**Aim of the exercise**
The lines you return should be those containing the string "Infrastructure", taken from the data below.

**Supplied records**
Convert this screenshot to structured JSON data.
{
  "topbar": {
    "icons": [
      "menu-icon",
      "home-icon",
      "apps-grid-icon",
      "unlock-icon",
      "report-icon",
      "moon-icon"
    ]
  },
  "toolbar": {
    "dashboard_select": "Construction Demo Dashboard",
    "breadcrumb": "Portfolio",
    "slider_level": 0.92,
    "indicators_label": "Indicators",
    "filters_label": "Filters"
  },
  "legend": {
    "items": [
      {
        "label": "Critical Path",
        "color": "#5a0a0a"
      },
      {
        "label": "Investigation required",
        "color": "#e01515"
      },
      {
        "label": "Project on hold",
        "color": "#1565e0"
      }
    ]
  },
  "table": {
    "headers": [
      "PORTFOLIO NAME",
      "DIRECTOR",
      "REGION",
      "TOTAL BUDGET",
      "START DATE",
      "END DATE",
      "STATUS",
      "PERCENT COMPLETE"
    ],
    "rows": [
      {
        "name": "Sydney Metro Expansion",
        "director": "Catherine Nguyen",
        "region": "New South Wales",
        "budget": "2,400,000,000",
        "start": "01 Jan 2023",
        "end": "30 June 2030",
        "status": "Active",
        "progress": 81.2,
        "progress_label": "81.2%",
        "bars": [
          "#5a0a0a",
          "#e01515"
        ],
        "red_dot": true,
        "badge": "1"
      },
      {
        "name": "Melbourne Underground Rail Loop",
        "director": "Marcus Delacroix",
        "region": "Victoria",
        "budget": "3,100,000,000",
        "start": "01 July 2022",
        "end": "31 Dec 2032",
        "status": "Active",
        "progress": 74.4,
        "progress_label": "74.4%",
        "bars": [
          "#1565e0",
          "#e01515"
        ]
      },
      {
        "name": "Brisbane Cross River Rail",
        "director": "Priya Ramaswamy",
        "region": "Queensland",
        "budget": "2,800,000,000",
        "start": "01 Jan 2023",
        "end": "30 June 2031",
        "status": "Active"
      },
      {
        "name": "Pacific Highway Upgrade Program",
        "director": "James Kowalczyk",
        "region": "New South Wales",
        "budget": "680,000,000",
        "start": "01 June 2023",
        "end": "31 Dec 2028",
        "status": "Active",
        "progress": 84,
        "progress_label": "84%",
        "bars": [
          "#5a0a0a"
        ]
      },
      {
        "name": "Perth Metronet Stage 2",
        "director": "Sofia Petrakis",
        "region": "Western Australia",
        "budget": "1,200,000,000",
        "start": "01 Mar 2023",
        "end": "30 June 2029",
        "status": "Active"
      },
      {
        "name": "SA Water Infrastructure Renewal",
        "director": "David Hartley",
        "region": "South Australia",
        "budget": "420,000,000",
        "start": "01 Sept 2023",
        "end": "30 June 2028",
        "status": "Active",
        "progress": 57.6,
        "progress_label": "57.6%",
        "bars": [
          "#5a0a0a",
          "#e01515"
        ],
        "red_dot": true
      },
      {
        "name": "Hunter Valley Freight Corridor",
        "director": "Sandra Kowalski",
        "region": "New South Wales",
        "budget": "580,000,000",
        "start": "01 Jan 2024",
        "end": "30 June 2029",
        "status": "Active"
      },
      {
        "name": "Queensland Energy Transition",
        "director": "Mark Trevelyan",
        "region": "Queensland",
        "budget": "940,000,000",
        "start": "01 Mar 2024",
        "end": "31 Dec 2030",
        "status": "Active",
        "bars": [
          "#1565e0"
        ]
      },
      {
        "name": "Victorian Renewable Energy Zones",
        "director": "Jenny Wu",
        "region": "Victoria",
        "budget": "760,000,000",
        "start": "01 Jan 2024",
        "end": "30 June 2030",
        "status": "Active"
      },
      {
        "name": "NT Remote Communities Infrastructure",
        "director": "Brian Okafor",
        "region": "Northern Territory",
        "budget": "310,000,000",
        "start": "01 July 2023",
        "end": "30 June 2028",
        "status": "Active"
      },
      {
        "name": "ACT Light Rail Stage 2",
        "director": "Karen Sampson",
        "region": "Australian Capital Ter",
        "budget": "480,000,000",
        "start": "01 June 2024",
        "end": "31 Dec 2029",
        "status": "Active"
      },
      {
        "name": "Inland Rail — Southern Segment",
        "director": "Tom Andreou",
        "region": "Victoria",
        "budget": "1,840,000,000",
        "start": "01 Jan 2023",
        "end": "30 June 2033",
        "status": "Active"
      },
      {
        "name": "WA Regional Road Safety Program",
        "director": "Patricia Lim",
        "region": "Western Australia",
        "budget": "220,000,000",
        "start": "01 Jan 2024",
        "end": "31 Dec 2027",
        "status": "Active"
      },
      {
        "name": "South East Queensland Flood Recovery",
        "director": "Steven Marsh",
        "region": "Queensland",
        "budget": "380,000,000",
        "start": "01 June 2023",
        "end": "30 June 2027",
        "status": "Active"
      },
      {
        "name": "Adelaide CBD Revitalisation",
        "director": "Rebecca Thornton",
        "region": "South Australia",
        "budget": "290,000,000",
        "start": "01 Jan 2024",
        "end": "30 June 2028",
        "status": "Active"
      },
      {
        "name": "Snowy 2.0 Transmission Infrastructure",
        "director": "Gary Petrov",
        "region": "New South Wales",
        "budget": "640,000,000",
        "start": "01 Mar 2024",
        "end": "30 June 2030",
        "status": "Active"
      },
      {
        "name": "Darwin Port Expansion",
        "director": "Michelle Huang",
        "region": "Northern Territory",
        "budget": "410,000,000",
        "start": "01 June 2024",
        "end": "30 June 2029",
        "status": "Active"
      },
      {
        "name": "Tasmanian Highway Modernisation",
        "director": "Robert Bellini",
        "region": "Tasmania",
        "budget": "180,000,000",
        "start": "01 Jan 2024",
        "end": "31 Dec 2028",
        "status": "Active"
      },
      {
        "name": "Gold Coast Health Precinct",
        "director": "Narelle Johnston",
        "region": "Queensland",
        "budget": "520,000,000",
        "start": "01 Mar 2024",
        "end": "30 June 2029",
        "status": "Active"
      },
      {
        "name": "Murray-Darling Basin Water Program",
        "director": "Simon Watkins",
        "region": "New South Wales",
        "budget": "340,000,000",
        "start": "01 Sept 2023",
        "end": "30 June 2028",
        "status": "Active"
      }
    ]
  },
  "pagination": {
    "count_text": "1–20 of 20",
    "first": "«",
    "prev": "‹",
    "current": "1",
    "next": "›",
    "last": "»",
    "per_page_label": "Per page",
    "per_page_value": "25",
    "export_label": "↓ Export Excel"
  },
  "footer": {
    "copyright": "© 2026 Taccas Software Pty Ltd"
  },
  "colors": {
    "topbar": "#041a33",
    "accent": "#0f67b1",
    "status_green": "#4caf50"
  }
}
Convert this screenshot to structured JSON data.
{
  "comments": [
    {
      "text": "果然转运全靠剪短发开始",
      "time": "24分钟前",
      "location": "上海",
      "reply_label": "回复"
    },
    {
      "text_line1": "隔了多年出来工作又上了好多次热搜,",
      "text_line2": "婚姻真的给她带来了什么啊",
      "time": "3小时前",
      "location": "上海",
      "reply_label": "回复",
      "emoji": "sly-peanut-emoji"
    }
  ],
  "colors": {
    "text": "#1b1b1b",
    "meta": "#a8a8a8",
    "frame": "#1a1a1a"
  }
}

**Exercise result**
        "name": "SA Water Infrastructure Renewal",
        "name": "NT Remote Communities Infrastructure",
        "name": "Snowy 2.0 Transmission Infrastructure",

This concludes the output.